We reviewed all neonates undergoing stage 1 palliation at our institution between 2010 and 2017 to describe the effects of delayed sternal closure.
During the study period, 193 patients underwent stage 1 palliation, of whom 12 died before an attempt at sternal closure. Among the 25 patients who underwent primary sternal closure, 4 (16%) had sternal reopening within 24 hours. Among the 156 infants who underwent delayed sternal closure at 4 [3,6] days post-operatively, 11 (7.1%) had one or more failed attempts at sternal closure. Patients undergoing primary sternal closure had a shorter duration of mechanical ventilation and intensive care unit length of stay. Patients who failed delayed sternal closure had a longer aortic cross-clamp time (123±42 versus 99±35 minutes, p=0.029) and circulatory arrest time (39±28 versus 19±17 minutes, p=0.0009) than those who did not fail. Failure of delayed sternal closure was also closely associated with Technical Performance Score: 1.3% of patients with a score of 1 failed sternal closure compared with 18.9% of patients with a score of 3 (p=0.0028). Among the haemodynamic and ventilatory parameters studied, only superior caval vein saturation following sternal closure was different between patients who did and did not fail sternal closure (30±7 versus 42±10%, p=0.002). All patients who failed sternal closure did so within 24 hours owing to hypoxaemia, hypercarbia, or haemodynamic impairment.
When performed according to our current clinical practice, sternal closure causes transient and mild changes in haemodynamic and ventilatory parameters. Monitoring of SvO2 following sternal closure may permit early identification of patients at risk for failure.
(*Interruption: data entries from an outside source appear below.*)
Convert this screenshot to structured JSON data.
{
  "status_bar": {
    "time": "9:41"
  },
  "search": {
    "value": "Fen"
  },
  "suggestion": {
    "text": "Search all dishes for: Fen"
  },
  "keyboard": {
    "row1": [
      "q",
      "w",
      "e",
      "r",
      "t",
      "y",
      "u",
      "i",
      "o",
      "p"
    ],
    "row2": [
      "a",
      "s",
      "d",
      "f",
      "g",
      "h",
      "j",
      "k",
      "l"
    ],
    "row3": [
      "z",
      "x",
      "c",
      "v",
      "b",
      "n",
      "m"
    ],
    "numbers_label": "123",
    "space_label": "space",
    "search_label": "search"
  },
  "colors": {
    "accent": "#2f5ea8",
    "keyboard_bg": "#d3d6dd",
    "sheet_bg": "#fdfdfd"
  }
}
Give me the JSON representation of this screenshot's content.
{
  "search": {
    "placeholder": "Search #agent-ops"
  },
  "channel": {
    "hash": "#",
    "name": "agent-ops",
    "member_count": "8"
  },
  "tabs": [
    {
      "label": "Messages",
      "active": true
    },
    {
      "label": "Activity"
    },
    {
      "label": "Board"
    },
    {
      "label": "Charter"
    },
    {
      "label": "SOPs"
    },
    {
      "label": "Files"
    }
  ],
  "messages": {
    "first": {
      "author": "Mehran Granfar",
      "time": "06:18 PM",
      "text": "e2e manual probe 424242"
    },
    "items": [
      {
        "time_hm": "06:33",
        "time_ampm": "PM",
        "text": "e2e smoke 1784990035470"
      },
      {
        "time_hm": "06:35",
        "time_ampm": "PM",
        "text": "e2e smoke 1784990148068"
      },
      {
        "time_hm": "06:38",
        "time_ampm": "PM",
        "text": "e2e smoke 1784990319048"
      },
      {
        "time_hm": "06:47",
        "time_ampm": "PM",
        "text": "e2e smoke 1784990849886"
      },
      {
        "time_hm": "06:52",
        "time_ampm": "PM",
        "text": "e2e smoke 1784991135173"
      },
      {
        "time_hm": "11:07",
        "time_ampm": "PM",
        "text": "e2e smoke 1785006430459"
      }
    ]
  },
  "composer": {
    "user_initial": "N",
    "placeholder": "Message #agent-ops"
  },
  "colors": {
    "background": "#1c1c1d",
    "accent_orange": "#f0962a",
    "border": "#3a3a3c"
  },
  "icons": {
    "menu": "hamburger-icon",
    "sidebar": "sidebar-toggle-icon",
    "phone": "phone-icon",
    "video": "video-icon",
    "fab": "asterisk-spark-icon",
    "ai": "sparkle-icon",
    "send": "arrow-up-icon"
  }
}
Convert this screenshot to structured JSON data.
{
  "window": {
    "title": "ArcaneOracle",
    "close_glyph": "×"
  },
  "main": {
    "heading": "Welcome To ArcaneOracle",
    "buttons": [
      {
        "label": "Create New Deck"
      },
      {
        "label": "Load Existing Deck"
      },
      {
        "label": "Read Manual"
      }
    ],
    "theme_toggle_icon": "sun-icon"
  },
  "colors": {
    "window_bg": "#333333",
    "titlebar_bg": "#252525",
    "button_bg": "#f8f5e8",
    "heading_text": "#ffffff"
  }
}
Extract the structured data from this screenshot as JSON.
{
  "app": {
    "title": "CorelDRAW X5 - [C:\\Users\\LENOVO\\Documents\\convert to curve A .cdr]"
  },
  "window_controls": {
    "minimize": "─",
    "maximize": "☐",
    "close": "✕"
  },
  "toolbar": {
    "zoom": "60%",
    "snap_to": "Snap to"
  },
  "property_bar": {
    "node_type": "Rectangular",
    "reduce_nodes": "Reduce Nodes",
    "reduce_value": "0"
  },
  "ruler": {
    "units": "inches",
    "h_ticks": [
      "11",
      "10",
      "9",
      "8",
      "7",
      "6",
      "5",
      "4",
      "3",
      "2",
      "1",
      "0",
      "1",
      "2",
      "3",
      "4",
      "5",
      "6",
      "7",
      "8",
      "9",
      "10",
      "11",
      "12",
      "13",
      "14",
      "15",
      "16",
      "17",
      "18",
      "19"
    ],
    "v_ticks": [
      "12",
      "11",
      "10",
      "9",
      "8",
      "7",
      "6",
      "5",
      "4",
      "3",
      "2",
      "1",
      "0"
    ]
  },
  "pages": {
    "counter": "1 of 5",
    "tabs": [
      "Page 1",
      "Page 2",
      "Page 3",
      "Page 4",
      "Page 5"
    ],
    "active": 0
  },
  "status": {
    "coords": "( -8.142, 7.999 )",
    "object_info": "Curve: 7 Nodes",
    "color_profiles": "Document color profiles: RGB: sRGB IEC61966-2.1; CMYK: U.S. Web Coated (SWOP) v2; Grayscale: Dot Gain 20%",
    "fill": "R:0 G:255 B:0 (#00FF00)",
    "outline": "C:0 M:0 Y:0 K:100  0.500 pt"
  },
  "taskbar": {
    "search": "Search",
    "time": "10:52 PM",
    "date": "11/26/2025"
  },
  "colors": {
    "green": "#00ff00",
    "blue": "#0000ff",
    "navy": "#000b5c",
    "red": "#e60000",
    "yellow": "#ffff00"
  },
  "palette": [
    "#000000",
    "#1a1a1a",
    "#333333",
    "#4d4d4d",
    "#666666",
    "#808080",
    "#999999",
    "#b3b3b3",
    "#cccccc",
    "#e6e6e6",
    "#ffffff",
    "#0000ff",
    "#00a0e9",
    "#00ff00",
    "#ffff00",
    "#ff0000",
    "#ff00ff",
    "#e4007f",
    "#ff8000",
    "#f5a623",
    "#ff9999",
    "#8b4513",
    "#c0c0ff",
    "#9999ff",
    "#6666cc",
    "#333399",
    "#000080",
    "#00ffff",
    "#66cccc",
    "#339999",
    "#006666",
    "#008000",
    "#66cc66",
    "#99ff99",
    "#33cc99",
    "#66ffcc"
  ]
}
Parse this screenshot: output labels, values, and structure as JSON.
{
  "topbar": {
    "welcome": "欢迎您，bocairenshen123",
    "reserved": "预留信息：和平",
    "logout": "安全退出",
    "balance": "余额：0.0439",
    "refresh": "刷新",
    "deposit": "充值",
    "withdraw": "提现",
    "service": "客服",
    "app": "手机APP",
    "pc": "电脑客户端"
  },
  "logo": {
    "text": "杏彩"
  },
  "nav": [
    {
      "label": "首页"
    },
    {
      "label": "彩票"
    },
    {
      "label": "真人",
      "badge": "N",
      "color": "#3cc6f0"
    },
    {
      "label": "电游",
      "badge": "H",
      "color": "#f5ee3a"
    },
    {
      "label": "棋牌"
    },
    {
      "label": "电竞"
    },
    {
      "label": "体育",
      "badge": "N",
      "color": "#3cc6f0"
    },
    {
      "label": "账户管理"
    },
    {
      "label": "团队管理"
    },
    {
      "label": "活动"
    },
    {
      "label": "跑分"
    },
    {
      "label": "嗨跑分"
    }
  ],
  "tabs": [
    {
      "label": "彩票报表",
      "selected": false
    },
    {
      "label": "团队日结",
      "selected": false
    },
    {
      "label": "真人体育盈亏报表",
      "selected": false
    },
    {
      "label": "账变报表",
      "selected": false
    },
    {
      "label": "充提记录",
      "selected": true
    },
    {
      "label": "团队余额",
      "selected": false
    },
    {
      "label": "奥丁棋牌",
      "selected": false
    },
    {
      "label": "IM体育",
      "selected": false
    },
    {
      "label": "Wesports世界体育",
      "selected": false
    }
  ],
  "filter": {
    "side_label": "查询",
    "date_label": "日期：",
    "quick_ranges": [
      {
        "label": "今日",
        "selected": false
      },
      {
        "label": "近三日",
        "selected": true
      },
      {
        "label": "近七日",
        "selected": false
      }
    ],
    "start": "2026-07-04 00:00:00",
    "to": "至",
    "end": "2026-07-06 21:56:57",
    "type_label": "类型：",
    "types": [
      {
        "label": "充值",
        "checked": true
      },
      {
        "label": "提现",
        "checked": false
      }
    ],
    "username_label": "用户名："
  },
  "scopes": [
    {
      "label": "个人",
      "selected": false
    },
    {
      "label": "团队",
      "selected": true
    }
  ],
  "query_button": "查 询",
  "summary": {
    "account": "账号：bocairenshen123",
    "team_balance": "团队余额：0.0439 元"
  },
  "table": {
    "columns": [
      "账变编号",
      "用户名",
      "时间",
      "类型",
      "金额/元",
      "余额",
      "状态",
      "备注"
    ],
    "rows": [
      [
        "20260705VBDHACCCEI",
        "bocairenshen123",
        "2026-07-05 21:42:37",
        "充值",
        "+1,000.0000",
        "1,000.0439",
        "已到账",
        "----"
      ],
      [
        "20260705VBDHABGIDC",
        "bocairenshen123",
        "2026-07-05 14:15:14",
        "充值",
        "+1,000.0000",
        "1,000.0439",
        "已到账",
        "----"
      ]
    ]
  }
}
Borrowing an approach from the literature on the economics of discrimination, we estimate the impact of nonvoters on the outcome of presidential elections from 1952–2000 using data from the National Election Study (NES). Our estimates indicate that nonvoters are, on average, slightly more likely to support the Democratic Party. Of the 13 presidential elections between 1952 and 2000 we find no change in the eventual outcome of the election with two possible exceptions: 1980 and 2000. Thus our results are not all that dissimilar from other research on participation. Higher turnout in the form of compulsory voting would not radically change the partisan distribution of the vote. When elections are sufficiently close, however, a two percentage point increase may suffice to affect the outcome. Limitations of the NES data we use suggest that our estimates underestimate the impact of nonparticipation. We also compare our method with other econometric techniques. Finally, using our findings we speculate as to why the Democratic Party fails to undertake widespread “get out the vote” or registration drives.
Early exposure of Nanoscale Science, Engineering and Technology (NSET) to undergraduate students is anticipated to play a pivotal role in recruiting highly qualified professionals for industry and in preparing future faculty and researchers for graduate education. Focusing on early undergraduate education in NSET, the newly launched Drexel Nano Engineering Track (DNET) program at Drexel University addresses the urgent need for early NSET education at the University level. The primary objective of the DNET program is to expose freshmen and sophomores in Drexel's College of Engineering to basic concepts in NSET. It is envisioned that the career decisions of a large fraction of students will be directed as they learn the vocabulary of NSET and see potential engineering applications. The current DNET program activities include (1) updating/modifying a series of freshmen/sophomore courses / laboratories to infuse NSET into early undergraduate curriculum. Because of the size of the established tDEC program, this initiative has been able to reach a remarkably large body of students immediately. Over 700 students are enrolled in NSET-revised freshmen courses, and they will progress to NSET-revised sophomore courses the next year. (2) developing a number of modules for NSET education and (3) launching/maintaining a DNET web for information dissemination, performance assessment and outreach activities. The DNET program, together with the existing Nanotechnology Institute and Drexel/Upenn IGERT program that focus on the NSET research and graduate education, offer a stream of NSET education from college to graduate school at Drexel University.